Look over the entries and say how many lines include the word "label". Only the number, please.
(TASK INPUT begins)
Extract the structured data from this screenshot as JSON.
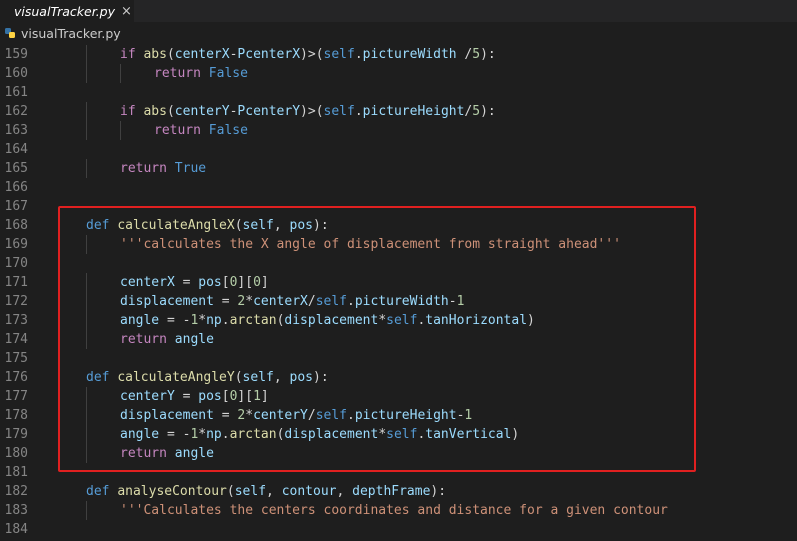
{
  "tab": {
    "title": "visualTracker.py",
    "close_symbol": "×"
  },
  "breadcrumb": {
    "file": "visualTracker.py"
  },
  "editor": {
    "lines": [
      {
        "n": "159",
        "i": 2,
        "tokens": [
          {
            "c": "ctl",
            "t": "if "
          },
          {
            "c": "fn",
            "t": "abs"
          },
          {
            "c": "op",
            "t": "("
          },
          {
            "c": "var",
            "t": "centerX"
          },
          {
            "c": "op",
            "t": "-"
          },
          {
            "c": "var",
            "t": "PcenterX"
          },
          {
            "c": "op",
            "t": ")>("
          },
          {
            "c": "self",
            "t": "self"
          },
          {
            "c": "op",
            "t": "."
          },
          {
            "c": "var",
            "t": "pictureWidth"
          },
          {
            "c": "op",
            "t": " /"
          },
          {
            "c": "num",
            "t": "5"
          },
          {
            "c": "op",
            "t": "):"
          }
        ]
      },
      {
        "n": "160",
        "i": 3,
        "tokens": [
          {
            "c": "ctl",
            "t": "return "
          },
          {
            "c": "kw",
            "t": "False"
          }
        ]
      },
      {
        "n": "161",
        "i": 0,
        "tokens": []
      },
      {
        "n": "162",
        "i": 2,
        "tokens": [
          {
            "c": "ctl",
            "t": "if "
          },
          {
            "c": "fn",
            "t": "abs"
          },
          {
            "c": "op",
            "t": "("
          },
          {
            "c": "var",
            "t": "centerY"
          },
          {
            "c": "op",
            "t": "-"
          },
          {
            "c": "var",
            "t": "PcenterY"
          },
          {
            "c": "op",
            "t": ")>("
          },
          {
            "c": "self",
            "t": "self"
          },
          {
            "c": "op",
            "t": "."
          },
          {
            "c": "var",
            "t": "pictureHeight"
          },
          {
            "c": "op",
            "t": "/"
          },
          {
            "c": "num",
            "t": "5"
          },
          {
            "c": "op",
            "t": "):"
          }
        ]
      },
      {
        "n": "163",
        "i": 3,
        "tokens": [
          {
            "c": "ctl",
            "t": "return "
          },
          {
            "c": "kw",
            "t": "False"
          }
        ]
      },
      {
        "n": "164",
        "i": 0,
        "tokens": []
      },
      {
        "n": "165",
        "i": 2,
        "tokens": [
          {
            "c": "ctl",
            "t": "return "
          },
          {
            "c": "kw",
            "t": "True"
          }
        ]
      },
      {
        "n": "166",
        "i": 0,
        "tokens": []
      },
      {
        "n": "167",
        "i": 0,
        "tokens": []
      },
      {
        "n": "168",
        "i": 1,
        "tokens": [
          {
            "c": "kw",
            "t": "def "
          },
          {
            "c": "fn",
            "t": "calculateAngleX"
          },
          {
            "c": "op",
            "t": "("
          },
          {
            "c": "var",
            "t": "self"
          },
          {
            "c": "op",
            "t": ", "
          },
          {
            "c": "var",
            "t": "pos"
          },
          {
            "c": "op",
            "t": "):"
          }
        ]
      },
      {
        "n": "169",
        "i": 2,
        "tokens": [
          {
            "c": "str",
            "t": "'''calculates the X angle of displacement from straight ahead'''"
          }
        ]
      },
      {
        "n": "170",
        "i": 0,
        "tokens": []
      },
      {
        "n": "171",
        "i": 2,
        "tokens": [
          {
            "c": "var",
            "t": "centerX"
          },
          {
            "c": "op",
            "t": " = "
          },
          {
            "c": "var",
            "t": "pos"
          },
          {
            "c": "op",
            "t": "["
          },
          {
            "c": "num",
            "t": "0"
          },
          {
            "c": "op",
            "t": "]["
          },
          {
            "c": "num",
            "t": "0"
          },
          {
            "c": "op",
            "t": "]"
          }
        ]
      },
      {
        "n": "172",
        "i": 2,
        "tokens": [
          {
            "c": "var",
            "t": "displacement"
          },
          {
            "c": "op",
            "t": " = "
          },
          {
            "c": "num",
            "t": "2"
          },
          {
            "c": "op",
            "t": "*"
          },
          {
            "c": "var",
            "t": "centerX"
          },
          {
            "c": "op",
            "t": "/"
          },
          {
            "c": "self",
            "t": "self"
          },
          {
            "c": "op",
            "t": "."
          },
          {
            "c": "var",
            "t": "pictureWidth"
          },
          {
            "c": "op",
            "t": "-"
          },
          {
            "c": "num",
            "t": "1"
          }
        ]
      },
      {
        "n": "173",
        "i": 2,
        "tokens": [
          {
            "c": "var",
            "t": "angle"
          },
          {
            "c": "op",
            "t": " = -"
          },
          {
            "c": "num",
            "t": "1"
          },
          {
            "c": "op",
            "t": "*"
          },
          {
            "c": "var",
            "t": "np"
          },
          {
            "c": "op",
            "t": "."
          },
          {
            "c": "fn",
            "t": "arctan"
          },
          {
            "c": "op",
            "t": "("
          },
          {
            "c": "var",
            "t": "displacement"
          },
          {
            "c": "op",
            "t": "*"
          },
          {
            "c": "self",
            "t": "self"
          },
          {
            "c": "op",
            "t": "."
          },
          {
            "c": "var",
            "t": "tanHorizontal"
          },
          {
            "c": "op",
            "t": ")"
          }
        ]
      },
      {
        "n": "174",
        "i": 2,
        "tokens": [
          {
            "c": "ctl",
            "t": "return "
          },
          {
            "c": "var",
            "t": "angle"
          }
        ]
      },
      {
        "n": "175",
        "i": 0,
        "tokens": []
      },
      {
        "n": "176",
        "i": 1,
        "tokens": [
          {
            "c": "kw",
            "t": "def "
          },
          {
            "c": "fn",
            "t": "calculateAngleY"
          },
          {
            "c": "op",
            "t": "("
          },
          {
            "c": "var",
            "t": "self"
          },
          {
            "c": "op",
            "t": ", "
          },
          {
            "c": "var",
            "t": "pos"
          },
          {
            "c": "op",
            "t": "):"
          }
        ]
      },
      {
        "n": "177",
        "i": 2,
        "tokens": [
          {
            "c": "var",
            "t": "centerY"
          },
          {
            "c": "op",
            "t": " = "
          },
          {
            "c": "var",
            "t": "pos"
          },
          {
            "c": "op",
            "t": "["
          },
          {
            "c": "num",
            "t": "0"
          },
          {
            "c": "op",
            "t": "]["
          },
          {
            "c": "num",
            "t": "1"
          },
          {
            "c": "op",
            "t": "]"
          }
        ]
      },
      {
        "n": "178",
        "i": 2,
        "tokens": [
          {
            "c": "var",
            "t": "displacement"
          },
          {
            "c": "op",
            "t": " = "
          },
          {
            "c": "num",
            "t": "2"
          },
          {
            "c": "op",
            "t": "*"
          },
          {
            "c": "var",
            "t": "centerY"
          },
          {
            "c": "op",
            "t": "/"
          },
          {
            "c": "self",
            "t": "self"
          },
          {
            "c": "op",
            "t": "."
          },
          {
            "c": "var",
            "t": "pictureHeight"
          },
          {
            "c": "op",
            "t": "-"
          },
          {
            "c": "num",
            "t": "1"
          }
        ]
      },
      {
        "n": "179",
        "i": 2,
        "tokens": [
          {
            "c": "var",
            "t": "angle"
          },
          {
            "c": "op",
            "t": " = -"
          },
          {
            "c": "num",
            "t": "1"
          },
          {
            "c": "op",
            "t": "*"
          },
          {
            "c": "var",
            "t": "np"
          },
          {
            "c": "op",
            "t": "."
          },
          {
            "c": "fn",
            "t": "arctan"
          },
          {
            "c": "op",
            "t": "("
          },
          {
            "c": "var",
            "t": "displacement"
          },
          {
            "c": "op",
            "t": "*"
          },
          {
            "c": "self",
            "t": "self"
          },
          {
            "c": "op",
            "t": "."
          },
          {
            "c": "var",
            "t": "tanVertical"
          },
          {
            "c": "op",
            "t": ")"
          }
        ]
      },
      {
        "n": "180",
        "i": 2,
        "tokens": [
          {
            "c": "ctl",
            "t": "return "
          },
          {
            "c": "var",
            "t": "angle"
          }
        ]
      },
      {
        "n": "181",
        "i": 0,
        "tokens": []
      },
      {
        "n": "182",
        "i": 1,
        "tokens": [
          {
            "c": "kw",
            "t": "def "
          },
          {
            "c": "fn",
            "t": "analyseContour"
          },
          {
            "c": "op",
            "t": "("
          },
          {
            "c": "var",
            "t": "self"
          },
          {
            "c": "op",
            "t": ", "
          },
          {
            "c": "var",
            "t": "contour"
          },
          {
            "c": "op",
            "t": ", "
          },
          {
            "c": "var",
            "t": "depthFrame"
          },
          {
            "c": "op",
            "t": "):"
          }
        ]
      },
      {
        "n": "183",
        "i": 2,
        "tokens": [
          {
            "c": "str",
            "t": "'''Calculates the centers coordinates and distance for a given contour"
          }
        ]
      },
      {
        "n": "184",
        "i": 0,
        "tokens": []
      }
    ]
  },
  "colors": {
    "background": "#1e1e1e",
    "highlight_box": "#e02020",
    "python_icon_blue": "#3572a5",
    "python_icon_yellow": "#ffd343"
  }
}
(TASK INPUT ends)
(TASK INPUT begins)
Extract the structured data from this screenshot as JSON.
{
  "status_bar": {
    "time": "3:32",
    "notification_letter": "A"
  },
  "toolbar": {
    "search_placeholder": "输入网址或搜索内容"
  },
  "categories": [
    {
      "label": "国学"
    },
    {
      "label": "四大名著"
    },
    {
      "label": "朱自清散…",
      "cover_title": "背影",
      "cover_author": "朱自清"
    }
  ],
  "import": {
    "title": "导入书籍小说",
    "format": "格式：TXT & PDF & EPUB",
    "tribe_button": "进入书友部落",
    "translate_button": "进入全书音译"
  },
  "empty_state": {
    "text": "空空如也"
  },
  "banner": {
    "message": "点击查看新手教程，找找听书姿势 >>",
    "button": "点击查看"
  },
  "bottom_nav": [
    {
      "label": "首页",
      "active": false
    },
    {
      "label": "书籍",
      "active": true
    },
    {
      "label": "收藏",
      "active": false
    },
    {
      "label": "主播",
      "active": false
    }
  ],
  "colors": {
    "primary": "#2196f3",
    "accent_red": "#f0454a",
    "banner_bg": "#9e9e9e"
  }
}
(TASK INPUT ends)
> **SOLUTION TO THE PROBLEM**
7